[INFORMATION GIVEN Boundary: Start]
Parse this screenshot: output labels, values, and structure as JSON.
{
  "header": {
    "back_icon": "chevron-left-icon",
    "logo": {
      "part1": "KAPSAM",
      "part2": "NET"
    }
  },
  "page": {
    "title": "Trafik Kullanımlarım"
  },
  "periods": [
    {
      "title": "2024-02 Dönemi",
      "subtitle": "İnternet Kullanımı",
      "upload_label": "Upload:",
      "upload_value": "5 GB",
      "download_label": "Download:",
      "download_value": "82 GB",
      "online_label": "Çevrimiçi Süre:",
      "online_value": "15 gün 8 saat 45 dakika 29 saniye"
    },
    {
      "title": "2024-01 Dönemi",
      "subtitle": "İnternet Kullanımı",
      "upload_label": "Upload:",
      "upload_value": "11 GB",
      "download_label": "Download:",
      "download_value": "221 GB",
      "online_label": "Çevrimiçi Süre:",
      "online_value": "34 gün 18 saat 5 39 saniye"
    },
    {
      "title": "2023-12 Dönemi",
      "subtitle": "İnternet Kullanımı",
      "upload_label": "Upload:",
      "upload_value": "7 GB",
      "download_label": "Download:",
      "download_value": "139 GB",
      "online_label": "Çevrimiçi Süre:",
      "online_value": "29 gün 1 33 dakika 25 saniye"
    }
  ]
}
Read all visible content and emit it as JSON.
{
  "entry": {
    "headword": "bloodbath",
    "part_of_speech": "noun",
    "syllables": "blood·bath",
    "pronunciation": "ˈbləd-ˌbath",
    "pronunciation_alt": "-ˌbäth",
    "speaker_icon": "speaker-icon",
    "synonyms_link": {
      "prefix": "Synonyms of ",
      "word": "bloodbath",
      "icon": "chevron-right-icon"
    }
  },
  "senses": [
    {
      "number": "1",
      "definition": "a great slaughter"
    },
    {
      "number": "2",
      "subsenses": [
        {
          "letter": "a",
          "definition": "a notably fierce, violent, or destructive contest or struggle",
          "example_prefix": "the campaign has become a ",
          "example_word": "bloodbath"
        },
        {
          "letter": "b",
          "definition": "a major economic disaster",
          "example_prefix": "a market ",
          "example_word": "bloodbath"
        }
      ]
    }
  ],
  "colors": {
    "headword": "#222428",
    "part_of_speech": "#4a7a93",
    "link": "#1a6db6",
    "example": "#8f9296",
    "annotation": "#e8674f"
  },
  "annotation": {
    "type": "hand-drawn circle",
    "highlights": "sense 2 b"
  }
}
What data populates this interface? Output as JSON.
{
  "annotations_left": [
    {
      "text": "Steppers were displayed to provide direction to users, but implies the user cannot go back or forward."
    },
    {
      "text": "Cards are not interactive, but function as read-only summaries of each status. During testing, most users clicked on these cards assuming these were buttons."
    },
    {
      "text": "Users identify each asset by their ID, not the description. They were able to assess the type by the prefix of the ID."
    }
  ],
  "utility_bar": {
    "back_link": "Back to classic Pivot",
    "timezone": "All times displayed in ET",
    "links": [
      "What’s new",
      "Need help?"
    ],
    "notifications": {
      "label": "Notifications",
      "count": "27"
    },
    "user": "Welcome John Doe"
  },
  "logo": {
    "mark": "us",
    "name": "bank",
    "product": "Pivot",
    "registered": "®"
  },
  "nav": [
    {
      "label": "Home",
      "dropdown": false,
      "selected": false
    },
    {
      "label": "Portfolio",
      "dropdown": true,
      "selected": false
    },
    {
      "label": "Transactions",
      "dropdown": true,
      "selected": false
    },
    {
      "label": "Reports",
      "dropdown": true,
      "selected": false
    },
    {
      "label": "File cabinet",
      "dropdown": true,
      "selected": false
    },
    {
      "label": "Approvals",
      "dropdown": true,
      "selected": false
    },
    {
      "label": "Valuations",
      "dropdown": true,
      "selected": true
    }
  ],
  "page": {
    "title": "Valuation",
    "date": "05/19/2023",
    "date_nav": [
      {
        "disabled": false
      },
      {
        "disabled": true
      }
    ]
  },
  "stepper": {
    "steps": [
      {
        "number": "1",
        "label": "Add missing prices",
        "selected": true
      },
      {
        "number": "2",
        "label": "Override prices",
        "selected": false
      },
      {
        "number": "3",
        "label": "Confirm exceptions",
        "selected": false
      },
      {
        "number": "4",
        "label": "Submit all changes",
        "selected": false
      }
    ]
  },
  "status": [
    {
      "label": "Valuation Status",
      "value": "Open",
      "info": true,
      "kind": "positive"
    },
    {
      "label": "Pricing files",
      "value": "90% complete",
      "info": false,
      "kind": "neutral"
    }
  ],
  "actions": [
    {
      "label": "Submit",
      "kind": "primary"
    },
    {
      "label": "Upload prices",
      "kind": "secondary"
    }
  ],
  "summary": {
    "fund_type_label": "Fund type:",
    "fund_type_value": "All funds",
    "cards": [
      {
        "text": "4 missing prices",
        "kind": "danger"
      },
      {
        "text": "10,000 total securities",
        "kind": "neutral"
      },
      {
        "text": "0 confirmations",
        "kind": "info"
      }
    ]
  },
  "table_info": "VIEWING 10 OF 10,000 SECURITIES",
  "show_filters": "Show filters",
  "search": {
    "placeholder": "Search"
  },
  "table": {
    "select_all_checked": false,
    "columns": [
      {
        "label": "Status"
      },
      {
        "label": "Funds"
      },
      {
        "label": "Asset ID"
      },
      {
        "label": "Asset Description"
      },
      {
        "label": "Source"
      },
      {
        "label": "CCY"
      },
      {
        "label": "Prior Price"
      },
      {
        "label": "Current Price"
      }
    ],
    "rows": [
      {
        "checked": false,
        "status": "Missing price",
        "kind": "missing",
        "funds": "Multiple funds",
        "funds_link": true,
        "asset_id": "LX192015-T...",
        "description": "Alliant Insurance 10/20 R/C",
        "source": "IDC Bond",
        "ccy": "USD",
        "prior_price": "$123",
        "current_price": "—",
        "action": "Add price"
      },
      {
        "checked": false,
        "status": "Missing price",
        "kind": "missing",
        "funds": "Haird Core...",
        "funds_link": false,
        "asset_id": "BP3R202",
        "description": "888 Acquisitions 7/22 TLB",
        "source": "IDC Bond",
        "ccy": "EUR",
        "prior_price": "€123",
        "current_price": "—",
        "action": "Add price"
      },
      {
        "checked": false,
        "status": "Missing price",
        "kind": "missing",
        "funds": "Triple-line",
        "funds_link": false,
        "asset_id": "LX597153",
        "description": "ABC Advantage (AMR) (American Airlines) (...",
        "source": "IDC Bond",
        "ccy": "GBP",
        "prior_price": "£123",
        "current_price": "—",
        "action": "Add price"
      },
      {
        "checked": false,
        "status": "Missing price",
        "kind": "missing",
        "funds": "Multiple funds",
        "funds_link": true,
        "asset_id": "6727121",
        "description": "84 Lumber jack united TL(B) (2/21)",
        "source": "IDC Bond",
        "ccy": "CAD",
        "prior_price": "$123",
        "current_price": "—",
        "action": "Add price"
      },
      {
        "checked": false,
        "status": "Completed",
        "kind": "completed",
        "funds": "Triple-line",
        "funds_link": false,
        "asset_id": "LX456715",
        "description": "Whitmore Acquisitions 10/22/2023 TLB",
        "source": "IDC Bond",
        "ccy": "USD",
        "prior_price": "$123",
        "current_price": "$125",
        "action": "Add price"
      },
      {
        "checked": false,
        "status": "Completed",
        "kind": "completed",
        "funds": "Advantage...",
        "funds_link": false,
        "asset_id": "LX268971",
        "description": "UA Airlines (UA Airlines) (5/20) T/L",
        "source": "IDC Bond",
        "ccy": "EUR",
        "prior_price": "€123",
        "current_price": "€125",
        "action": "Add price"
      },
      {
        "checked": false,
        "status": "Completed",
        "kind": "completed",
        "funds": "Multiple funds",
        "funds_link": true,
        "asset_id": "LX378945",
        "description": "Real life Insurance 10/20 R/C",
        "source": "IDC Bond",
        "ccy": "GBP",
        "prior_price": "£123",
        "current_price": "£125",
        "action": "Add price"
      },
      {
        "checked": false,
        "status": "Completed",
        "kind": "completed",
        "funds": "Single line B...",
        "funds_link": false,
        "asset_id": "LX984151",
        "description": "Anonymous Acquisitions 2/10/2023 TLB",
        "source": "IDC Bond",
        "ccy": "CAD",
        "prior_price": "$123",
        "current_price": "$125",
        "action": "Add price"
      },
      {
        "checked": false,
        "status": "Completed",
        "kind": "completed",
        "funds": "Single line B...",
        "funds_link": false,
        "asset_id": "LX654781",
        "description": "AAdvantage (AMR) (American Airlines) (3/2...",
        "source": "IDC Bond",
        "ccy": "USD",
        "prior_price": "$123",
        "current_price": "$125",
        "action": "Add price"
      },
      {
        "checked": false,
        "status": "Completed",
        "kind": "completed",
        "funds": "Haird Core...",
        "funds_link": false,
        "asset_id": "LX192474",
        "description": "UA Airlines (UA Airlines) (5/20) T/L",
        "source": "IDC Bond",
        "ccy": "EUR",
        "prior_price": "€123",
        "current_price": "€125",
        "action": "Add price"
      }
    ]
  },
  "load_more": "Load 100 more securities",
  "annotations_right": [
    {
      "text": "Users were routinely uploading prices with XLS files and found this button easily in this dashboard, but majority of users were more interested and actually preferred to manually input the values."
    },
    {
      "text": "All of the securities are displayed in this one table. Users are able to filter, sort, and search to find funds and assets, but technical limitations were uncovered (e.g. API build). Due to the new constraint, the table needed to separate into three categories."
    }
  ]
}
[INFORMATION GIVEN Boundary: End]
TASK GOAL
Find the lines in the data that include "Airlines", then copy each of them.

RESULT OF THIS EXERCISE
        "description": "ABC Advantage (AMR) (American Airlines) (...",
        "description": "UA Airlines (UA Airlines) (5/20) T/L",
        "description": "AAdvantage (AMR) (American Airlines) (3/2...",
        "description": "UA Airlines (UA Airlines) (5/20) T/L",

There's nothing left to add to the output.